The new city hall may be the largest capital project in the city's history, but officials estimate the city will cut its energy costs about 42 per cent relative to a typical building this size. That translates to roughly $160,000 a year, or $1.6-million over 10 years, in savings.
But there's more to it than that, says Don Smith, the city's chief administrative officer and committee chairman for the project.
"It gives a signal to people in the investment community ... that the city is serious and wanting to revitalize its core area," he says.
"There are a couple hundred people in this building that buy goods and services downtown [and] support the market, and so it has some very practical and immediate economic spinoffs.
"And of course," Mr. Smith adds, "it brings people into the core. Other people come down here to do business and they get the opportunity to see what a beautiful downtown we have."
The new city hall on Dickson Street links the old city hall, the farmer's market, the old fire station, a seniors' centre and an arts centre via a series of pathways. It sits tucked behind the new agora in Cambridge: a civic square that the mayor says will be used for city festivities and ceremonies.

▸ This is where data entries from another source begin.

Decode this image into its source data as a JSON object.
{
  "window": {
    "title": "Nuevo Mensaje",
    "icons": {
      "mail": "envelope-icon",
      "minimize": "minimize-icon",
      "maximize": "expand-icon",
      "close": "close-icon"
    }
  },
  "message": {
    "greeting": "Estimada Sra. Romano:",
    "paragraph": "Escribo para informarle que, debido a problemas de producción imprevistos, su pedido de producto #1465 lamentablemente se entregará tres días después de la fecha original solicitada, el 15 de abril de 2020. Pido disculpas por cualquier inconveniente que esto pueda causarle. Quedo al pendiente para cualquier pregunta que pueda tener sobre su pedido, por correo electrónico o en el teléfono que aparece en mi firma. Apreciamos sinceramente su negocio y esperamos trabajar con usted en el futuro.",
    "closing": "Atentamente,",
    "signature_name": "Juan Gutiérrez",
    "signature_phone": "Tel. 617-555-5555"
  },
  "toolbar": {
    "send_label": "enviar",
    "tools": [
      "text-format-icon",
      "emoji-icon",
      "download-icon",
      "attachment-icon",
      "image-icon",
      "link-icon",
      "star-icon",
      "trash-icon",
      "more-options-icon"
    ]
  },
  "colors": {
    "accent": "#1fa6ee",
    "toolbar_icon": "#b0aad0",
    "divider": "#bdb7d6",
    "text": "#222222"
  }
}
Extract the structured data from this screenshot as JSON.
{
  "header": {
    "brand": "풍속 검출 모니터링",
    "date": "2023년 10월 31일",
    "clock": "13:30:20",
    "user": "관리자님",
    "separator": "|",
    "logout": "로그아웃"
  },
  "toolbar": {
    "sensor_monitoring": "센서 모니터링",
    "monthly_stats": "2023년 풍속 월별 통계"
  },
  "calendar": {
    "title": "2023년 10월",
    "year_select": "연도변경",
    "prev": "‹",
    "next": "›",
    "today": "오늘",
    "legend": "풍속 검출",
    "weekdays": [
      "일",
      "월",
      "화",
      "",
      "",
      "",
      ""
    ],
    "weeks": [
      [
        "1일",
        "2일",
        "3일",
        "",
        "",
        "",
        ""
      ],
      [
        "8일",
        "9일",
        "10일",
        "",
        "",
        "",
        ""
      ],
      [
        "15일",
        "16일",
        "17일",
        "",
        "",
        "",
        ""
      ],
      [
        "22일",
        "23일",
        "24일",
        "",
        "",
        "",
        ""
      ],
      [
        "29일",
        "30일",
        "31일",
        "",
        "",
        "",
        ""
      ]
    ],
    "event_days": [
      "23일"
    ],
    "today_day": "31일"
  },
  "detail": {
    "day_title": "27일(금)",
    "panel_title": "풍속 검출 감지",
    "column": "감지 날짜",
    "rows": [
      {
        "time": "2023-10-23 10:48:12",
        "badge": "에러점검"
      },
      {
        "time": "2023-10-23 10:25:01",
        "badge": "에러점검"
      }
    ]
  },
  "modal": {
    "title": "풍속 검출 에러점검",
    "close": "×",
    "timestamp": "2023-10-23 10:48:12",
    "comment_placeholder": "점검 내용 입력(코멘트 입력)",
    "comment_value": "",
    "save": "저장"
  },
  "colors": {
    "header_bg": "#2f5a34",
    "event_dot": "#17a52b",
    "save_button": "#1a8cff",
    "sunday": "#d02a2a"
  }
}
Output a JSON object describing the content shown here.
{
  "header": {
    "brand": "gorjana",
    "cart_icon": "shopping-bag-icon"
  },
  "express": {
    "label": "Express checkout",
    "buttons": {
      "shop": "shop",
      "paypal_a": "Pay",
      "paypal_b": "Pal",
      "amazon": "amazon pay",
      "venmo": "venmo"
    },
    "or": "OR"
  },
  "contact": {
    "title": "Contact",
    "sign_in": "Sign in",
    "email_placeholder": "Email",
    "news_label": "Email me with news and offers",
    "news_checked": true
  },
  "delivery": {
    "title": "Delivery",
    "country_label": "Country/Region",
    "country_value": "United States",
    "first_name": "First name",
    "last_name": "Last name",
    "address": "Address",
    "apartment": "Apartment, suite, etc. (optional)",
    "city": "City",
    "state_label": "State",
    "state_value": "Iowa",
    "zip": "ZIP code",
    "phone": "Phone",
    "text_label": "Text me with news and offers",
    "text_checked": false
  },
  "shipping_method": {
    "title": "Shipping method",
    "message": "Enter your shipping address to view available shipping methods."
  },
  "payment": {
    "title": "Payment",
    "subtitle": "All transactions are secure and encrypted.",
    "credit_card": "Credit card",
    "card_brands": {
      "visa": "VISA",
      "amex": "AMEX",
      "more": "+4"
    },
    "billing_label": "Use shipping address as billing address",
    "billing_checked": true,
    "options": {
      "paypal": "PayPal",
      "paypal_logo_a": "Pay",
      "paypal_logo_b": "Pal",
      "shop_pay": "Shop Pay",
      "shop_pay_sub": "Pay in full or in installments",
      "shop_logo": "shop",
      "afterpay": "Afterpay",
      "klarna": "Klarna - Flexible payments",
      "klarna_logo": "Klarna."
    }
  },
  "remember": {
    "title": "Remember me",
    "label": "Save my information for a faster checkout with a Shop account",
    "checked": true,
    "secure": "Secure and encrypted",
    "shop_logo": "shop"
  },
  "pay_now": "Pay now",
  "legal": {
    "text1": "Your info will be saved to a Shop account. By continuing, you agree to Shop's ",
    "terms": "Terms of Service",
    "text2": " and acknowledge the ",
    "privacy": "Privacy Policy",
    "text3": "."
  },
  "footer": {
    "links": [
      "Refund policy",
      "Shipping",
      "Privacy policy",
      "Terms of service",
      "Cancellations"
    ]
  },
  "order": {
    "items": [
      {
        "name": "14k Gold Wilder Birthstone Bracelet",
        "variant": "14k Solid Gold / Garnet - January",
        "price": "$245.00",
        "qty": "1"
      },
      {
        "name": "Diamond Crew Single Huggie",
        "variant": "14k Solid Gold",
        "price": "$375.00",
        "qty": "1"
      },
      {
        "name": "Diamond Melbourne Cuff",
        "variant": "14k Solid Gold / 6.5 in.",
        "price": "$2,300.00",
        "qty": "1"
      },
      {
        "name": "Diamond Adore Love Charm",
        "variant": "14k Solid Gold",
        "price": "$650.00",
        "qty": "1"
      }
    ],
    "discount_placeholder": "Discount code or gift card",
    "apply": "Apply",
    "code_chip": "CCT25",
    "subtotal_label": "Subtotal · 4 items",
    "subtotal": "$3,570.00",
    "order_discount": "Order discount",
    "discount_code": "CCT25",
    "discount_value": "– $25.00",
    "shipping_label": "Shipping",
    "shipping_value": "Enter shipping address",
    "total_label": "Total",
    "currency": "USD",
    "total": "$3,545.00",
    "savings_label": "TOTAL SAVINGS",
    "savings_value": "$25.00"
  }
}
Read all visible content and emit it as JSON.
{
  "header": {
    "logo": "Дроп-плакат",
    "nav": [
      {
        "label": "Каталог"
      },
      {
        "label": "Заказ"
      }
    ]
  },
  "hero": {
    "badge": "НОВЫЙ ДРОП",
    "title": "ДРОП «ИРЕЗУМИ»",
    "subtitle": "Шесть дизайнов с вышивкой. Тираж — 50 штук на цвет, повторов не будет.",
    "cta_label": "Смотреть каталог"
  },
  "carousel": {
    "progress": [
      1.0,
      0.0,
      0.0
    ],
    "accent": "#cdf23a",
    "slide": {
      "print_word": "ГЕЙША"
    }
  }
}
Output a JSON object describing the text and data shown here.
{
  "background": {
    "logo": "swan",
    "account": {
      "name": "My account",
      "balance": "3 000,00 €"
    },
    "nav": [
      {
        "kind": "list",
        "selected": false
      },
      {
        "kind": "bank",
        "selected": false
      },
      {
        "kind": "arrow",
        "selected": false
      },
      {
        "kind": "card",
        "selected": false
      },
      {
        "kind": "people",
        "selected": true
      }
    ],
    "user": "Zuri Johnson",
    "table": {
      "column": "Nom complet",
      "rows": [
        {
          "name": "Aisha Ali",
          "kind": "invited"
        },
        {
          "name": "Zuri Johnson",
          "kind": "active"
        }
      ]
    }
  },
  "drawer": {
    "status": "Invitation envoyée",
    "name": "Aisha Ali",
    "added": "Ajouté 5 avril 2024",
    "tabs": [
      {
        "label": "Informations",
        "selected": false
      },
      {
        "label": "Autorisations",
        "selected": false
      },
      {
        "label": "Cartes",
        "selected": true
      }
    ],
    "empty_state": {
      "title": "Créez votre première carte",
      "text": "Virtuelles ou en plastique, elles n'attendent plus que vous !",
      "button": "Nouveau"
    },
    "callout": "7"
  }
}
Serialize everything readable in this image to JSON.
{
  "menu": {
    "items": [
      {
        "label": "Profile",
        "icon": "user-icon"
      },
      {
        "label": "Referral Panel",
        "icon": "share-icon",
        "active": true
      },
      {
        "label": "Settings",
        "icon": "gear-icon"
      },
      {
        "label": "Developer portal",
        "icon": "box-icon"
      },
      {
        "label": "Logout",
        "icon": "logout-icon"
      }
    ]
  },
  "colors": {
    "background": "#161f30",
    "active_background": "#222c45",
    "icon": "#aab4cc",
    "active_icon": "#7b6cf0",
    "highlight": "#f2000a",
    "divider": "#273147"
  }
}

When you walk into building, you immediately notice - and hear - its atrium centrepiece: a 110-metre wall of tropical plants with a trickling waterfall. The building has more than 3,000 plants in offices, the foyer and rooftop, which builders say cleanses the air of pollutants and re-circulates clean air throughout it.
"As you walk out of here," Mr. Craig says with a laugh, "the toxins will have left your body."
Other Canadian municipalities with aging infrastructure may want to take note of what Cambridge has done - in particular, how the city melded historical buildings with a modern one.
"With the advice of our architects, what we were interested in doing was not trying to duplicate a heritage building," Mr. Smith says. "It was important that there be some contrast between the old and the new."
Rick Haldenby was one of those architects. He's director of the University of Waterloo's School of Architecture, which is situated on the Grand River in Cambridge, in a building that once housed a silk mill.
"I'm a tremendous believer in preserving architectural heritage and re-using historic buildings," he says. "... I'm also a believer in the principle that it's important that heritage buildings, especially great, high-quality heritage buildings, contribute to the contemporary life of the city."
Contemporary architecture, Prof. Haldenby says, should co-exist and mutually reinforce historical heritage. And a municipal building shouldn't be a stolid expanse of concrete; it should create civic pride among citizens.
"We were really careful to try to make a building that wasn't a big display of pyrotechnics itself," he says. "It was a building that was careful about where it sat and careful about its deference to its historical neighbours."
State of the art
Some features of the new Cambridge City Hall:
A 110-metre wall of plants, complete with trickling waterfall, purifies the air and re-circulates clean air throughout the building.
Part of the roof will contain a number plants and shrubs. The building itself has about 3,000 plants spread throughout.
A 10,000-litre cistern collects rainfall, which is used for toilets
The building is a WiFi hot spot and has a computer kiosk with educational resources.
To encourage exercise, the staircases are visible, in the middle of the lobby, and more prominent than the elevators. "People will use them if they see them," Mayor Doug Craig says.
Seventy-five per cent of the building's daytime lighting is natural light.
To help moderate the building's temperature, a weather station on the roof sends signals about temperature, barometer, wind direction and speed.
An automated system tracks indoor temperature and humidity, and carbon dioxide sensors help detect whether a space needs more ventilation (by virtue of there being more people present) or less. Matthew Trevisan